▶ ENTRIES SHOWN:
=-=-=-=-=

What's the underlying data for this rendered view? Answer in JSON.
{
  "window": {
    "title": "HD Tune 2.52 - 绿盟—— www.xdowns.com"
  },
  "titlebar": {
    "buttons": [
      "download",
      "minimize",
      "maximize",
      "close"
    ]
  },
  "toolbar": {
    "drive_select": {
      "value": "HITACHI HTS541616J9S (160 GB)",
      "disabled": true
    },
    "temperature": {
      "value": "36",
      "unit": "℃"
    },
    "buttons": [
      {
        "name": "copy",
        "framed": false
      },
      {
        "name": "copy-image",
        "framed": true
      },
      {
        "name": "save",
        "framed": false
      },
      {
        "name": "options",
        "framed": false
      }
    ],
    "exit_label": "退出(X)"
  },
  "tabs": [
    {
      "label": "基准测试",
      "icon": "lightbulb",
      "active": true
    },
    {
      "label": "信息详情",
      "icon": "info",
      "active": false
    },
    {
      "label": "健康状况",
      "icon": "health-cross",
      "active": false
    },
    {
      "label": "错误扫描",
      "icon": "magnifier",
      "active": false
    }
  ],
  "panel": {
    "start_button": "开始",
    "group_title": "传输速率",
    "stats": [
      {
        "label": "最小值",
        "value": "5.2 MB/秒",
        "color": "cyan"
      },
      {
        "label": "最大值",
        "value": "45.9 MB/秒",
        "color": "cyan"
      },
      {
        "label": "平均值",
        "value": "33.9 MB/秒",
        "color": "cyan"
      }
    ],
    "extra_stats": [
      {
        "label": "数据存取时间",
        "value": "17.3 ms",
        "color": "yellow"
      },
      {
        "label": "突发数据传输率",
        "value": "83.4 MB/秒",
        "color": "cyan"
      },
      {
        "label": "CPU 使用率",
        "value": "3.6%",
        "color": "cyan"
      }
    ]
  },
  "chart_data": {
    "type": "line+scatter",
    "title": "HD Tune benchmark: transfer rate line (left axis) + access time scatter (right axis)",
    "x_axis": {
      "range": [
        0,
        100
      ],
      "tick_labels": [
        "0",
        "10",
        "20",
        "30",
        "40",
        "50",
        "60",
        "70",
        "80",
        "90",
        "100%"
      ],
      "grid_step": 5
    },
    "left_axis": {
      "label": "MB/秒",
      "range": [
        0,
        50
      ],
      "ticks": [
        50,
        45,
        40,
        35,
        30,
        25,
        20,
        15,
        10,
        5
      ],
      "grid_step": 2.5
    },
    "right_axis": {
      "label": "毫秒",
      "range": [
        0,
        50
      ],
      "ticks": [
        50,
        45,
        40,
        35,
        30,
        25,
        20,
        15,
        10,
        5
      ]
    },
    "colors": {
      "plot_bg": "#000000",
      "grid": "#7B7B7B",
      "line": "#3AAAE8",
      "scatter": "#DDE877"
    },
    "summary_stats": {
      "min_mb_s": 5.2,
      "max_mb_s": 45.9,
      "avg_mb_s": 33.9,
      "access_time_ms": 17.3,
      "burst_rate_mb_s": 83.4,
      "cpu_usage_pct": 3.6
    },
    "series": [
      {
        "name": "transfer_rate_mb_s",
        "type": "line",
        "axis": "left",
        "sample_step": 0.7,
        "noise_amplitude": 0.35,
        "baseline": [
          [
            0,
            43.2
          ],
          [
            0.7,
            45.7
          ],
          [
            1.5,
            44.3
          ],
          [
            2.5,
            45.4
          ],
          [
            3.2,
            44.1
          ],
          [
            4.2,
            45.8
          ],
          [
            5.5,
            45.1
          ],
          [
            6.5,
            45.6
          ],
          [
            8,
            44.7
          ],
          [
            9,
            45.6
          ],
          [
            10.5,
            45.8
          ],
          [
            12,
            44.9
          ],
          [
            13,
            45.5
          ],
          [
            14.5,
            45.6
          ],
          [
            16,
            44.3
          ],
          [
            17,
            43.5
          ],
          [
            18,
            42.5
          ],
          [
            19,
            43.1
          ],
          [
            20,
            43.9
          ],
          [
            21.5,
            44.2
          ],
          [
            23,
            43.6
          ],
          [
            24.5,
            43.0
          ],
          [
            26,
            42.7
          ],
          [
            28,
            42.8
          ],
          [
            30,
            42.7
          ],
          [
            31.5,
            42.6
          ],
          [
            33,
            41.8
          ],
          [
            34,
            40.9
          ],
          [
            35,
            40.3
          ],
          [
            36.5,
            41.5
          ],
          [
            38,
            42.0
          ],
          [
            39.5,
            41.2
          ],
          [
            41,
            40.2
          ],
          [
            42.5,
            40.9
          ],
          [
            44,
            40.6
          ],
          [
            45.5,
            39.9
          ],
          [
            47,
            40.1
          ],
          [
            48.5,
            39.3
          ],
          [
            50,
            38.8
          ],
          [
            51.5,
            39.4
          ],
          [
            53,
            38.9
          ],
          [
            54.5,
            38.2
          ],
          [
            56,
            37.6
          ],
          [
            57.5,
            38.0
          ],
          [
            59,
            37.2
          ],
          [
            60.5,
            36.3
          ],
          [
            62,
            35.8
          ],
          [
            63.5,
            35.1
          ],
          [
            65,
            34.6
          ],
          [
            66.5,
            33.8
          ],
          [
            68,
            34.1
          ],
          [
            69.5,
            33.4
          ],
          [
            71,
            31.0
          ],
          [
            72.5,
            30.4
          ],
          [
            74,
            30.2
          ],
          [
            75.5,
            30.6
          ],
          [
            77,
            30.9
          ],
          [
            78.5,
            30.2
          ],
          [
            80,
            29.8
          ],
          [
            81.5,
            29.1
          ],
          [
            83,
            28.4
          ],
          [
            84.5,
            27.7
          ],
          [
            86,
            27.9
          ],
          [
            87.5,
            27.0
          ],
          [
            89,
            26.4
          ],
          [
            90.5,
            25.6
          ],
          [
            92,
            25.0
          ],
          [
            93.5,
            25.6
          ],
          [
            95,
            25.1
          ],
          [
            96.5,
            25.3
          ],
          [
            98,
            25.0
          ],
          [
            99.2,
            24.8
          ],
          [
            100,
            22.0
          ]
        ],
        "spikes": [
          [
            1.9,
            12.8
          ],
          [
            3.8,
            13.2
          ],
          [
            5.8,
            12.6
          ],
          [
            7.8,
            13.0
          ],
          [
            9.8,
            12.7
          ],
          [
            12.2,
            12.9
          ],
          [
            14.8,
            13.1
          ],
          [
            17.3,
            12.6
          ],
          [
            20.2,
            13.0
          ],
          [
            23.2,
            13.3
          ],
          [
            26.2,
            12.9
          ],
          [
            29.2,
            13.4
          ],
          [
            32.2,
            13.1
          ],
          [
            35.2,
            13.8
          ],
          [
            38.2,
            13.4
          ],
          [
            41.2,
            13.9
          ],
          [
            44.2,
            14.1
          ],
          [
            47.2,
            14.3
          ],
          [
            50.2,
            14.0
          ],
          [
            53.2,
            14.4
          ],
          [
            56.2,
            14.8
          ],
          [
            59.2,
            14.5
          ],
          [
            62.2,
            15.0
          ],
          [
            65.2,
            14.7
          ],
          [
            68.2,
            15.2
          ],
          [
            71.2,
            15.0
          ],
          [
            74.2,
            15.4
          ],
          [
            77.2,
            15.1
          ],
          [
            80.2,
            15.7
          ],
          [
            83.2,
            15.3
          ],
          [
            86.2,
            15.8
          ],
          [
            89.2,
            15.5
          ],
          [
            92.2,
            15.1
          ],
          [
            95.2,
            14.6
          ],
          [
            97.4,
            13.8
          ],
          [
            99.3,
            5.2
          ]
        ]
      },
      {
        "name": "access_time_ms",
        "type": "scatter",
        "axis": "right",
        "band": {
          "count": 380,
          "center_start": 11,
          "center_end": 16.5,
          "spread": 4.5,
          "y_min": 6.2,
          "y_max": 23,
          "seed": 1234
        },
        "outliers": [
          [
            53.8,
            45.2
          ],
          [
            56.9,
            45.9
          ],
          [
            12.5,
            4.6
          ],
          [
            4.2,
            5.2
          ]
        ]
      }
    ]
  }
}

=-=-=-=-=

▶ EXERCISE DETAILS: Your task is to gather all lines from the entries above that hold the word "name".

▶ COMPLETED EXERCISE:
        "name": "copy",
        "name": "copy-image",
        "name": "save",
        "name": "options",
        "name": "transfer_rate_mb_s",
        "name": "access_time_ms",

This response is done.